The US space agency's robotic rover Spirit has sent back a partial panoramic view from the summit of "Husband Hill" at Gusev Crater on Mars.
Spirit was still sending down data that makes up the color 360-degree picture when NASA held a news conference.
The robot reached the hill's summit at the end of August following a 14-month climb, driving in reverse and forward modes to reduce wear on its wheels, reports BBC.
According to VOA, the crest of Husband Hill is 106 meters above the site where the space rover landed in Gusev crater. The crater is a bowel about 150 kilometers in diameter that scientists selected as a landing site because the terrain suggested it once held a lake.
During it's slow, rocky climb up the hill, Spirit has found mineral deposits suggesting that water once flowed on the red planet.
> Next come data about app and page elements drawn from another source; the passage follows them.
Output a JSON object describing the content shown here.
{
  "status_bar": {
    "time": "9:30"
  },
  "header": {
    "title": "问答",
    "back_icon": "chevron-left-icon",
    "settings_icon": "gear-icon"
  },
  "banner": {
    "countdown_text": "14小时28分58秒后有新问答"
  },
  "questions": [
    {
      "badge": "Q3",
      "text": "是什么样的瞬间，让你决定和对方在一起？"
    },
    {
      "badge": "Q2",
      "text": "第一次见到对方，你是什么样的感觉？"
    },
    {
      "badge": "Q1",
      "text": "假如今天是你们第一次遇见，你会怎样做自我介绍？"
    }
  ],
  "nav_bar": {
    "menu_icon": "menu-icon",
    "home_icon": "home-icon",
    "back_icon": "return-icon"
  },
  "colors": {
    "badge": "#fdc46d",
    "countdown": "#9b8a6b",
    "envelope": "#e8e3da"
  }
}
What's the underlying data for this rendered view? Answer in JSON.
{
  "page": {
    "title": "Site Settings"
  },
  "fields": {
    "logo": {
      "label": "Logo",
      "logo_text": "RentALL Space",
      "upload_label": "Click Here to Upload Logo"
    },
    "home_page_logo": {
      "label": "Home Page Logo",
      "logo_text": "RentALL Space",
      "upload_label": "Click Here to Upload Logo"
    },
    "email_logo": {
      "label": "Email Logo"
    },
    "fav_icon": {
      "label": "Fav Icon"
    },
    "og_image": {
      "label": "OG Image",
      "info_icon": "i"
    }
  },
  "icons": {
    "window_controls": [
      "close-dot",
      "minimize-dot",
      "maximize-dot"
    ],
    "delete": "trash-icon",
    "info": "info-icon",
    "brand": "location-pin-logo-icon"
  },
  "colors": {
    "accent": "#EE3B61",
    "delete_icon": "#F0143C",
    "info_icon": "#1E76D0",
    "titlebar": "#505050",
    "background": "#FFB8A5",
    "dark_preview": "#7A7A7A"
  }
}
From the top of Husband Hill, the rover is sending back images of layered outcrops to the south of the crater which scientists now believe are the remnants of water flowing out of the crater.
Steve Squyres is principal investigator for the Mars mission involving Spirit and its twin rover, Opportunity. Mr. Squyres says the rocks encountered in Columbia Hills are so far the oldest on the planet.
"They provide a wonderful glimpse into what Mars was like in the earliest part of its history," said Mr. Squyres. "It was a violent place. It was a place where meteorite impacts were happening frequently. It was a place where there volcanic explosions happening frequently. Hot stuff was raining from the skies. There was water. When rocks were deposited, water would flow through those rocks and change their chemistry. This is a glimpse into the ancient past of Mars." Photo: NASA